Led Zeppelin Biography
Led Zeppelin, one of the greatest band in music history with over 100 million albums sold in U.S. alone, was formed in ENGLAND around 1968 by frontman Robert Plant, guitarist Jimmy Page, bassist John Paul Jones and drummer John Bonham.
They were originally named the New Yardbirds and after a brief period of live performances, they re-christened themselves Led Zeppelin then signed a recording deal with Atlantic Records who released their eponymous debut in early 1969. The band traveled the United States for the first time playing a series of live shows; "Led Zeppelin" made an impressive impact and within two months cracked the top 10 of The U.S. Pop Albums chart and hit #6 in Great Britain.
During that year, the band supported the album by touring in the U.S. and England; in the meantime recorded their second album which was released in October, "Led Zeppelin II" went straight to #1 on both U.K. and U.S. Pop Albums charts spawning "Whole Lotta Love" which peaked at #4 on the U.S. Official Pop Singles chart.
"Led Zeppelin III" was issued in October of 1970, the album which featured two traditional songs, was written in Wales, largely influenced by Celtic culture; the record became an instant #1 hit in Britain and in U.S. Pop Albums charts.
The quartet released their greatest album in November of 1971, the untitled effort, referred to as "Led Zeppelin IV", generated a series of Rock staples like "Stairway To Heaven", never issued as a single, "Black Dog" and "Rock And Roll" which entered the U.S. Pop Singles chart reaching the #14 and #47 spots, respectively; nevertheless the band's fourth effort stalled at #2 on the U.S. Pop chart, but topped the British Albums chart. In the States, in March of 1996, the album was certified 16 x platinum and ten years later the disc achieved 23 × platinum certification.

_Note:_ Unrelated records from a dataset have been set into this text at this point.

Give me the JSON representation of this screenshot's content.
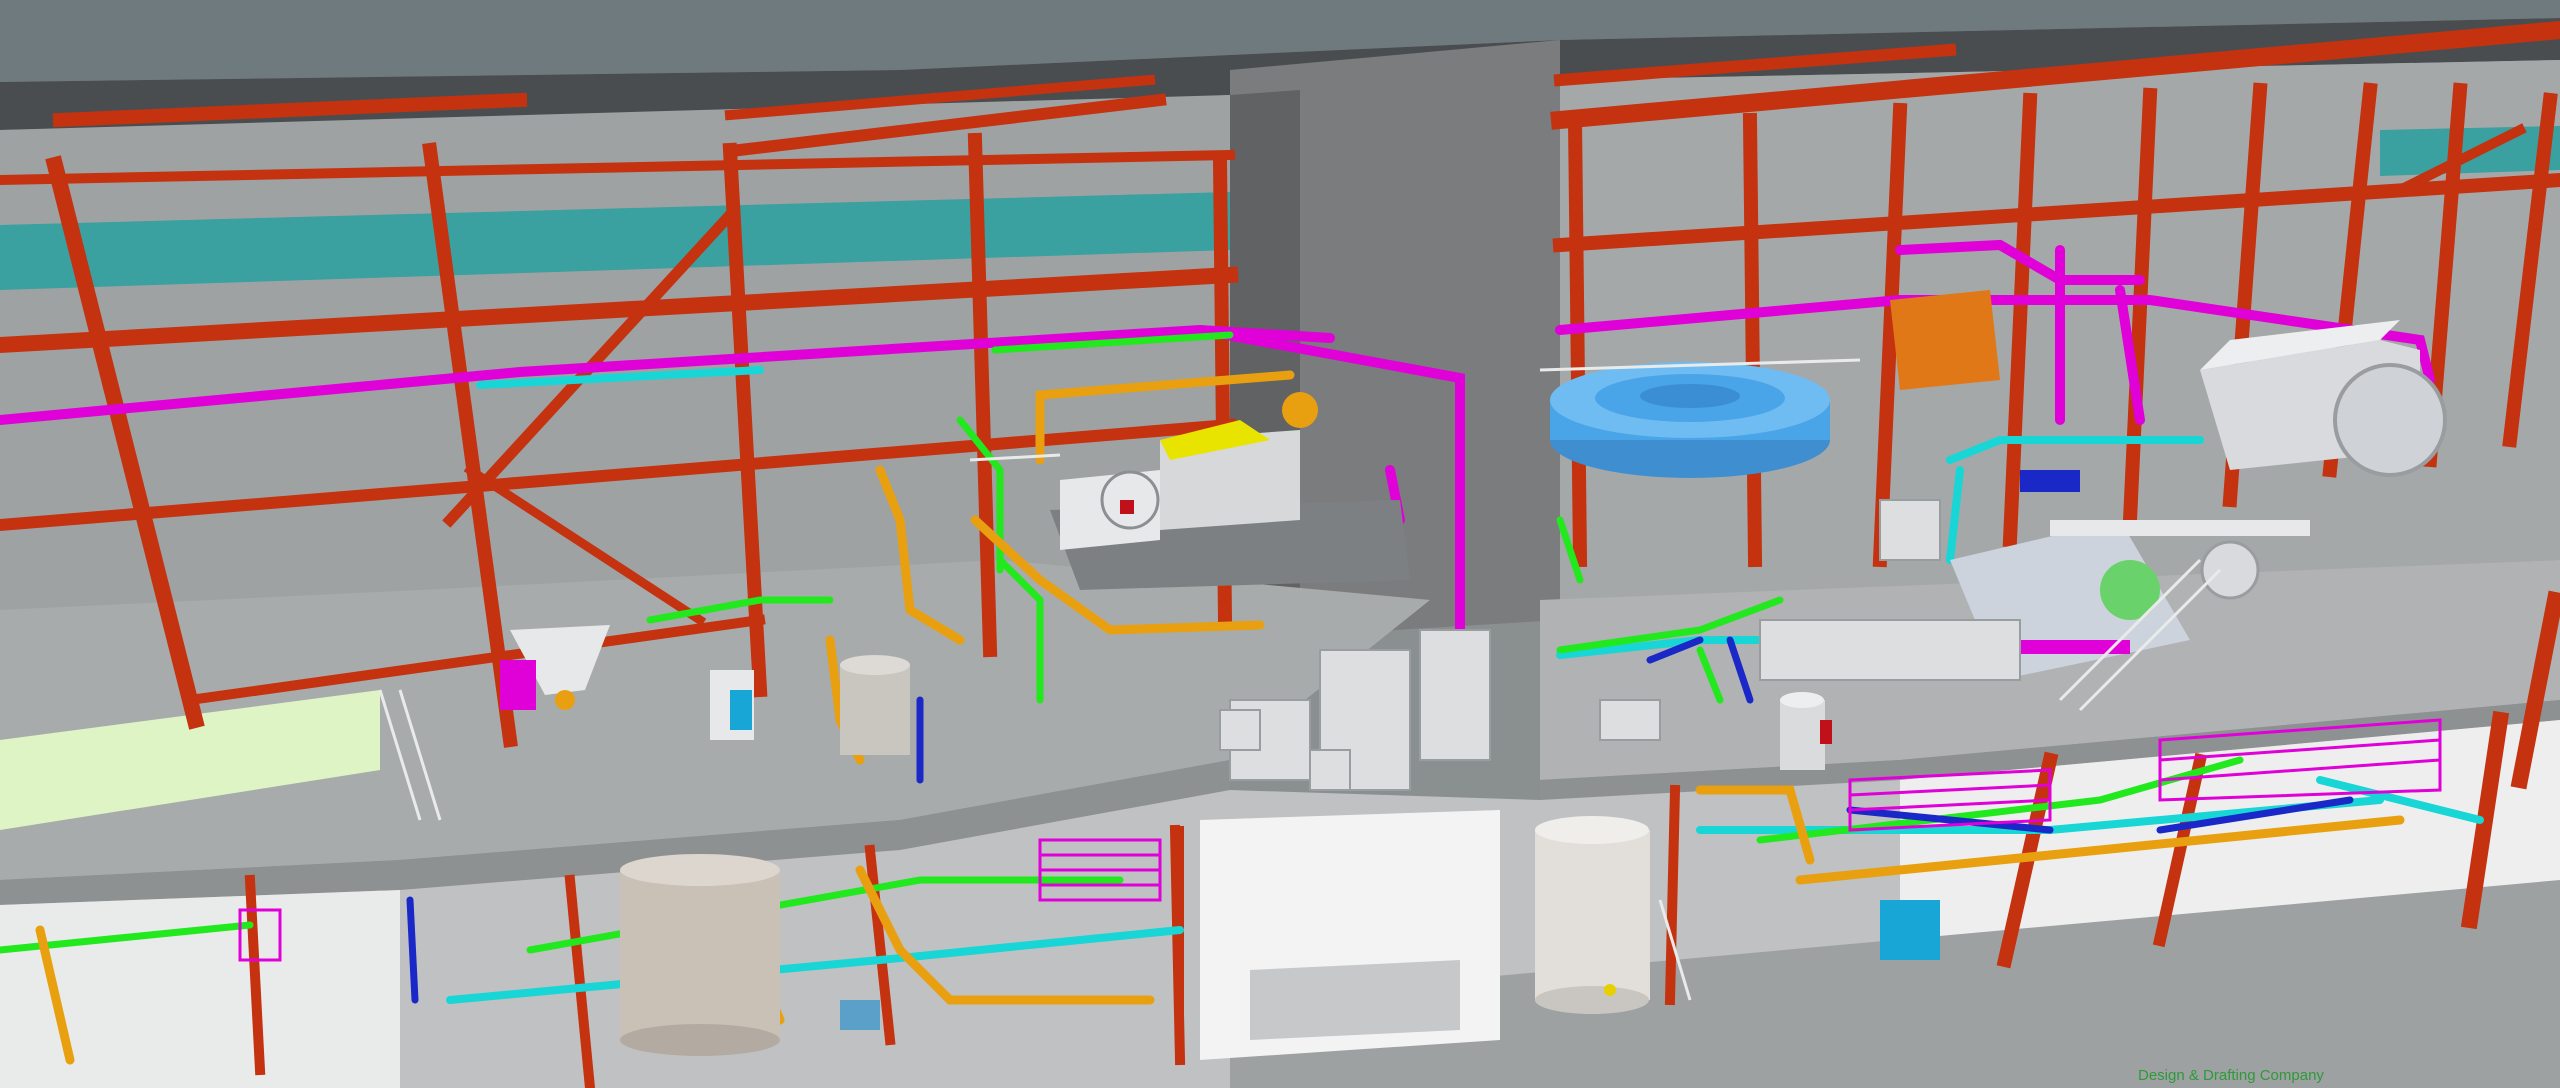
{
  "scene": {
    "watermark": "Design & Drafting Company",
    "colors": {
      "ceiling": "#6f7a7f",
      "wall": "#9ea2a3",
      "floor": "#a8abac",
      "steel": "#c4320f",
      "pipe_magenta": "#e000d8",
      "pipe_green": "#22e81e",
      "pipe_orange": "#e8a010",
      "pipe_cyan": "#18d6d6",
      "pipe_blue": "#1a28c8",
      "vat_blue": "#4aa4e8",
      "equipment_white": "#e6e8ea",
      "window_teal": "#3aa0a0",
      "accent_yellow": "#e8e400"
    },
    "equipment": [
      {
        "name": "blower-unit",
        "icon": "blower-icon"
      },
      {
        "name": "clarifier-tank",
        "icon": "round-tank-icon"
      },
      {
        "name": "paper-machine",
        "icon": "roller-machine-icon"
      },
      {
        "name": "storage-tank-lower-left",
        "icon": "vertical-tank-icon"
      },
      {
        "name": "storage-tank-lower-center",
        "icon": "vertical-tank-icon"
      },
      {
        "name": "pressure-vessel",
        "icon": "vertical-tank-icon"
      },
      {
        "name": "hopper",
        "icon": "hopper-icon"
      },
      {
        "name": "motor-pumps",
        "icon": "pump-icon"
      }
    ]
  }
}
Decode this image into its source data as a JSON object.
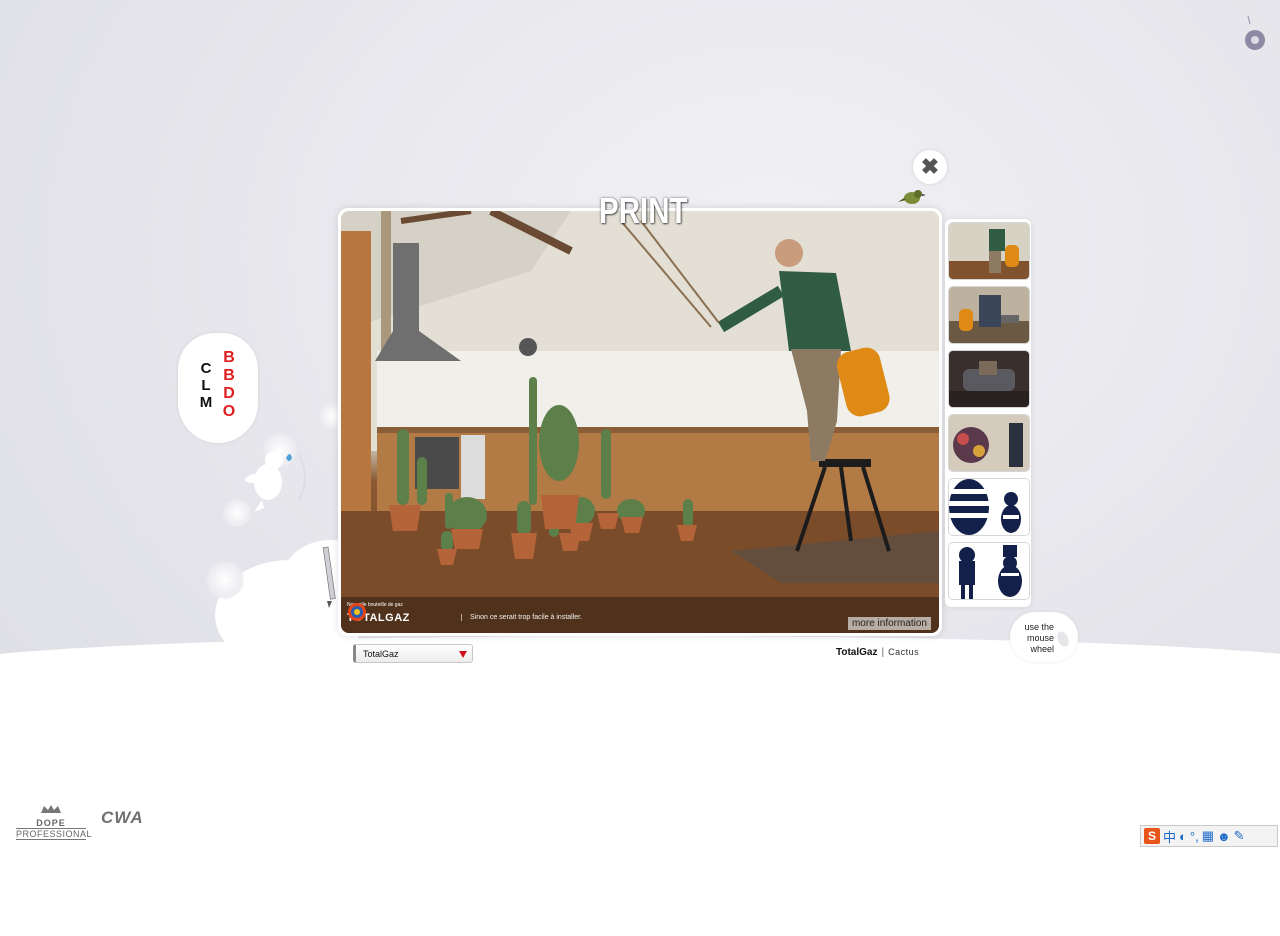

1973's "Houses Of The Holy" debuted at #1 on both American and England Albums charts, the most representative single, "D'yer Mak'er", hit #20 on The U.S. Pop chart; Led Zeppelin embarked on a sold-out U.S. tour and their summer show at Madison Square Garden in New York was filmed for the 1976's live concert movie, titled "The Song Remains The Same".
In early 1975 the group charted again at #1 on both sides of the Atlantic Ocean with "Physical Graffiti"; the double album contained the hit single "Trampled Under Foot" and continued the band's musical experimentation beginning with "Houses Of The Holy", that same year Led Zeppelin planned a world tour but in August 1975 Robert Plant was seriously injured in a car accident and the tour was cancelled.
The quartet returned the next year with "Presence" which topped the U.S. Top 200 LPs & Tapes chart and became their sixth consecutive #1 in their native England. In the fall of 1976 Led Zeppelin released their first official live album, "The Song Remains The Same", in conjunction with the film of the same name.
In 1977, while on tour in the States, Robert
Plant was notified of the death of his son Karac. At the tender age
of six he died of a stomach infection; Plant later wrote the song "All
My Love" in the memory of his lost child.
Led Zeppelin reappeared more than two years later, in Europe, for a few live shows, the band headed back to the studio to record "In Through The Out Door" which was issued in September 1979, the album was another transatlantic success and soared to the top of the albums charts in U.S. and Europe.
On September 25, 1980 another tragedy struck when Zeppelin's drummer, 32-year-old John Bonham was found dead in his bed following an all-day drinking binge.
Before the year's end, the surviving members reported that without Bonham, Led Zeppelin could not be a band and broke up.
Robert Plant pursued a solo career
and released the album, "Pictures At Eleven" in 1982, during
the same year Jimmy Page issued a collection of archive material, "Coda",
which rose to #4 o the British chart and to #6 on the U.S. Top 200 LPs &
Tapes list, its single "Darlene" peaked at #4 on Mainstream
Two years later Plant and Page reunited in The Honeydrippers releasing a mini-album of oldies cover, titled "Volume One".
In December 2007, some 27 years after the band disbanded, the surviving members of Led Zeppelin reunited along with John Bonham's son, Jason, for the rightly acclaimed London's O2 Arena show; when it was announced, more than 20 million requests for tickets flooded in but only 18,000 fans had the opportunity to see the performance.
In November 2012 this triumphant reunion was finally released as "Celebration Day", a live album available either as an audio or a CD/DVD set.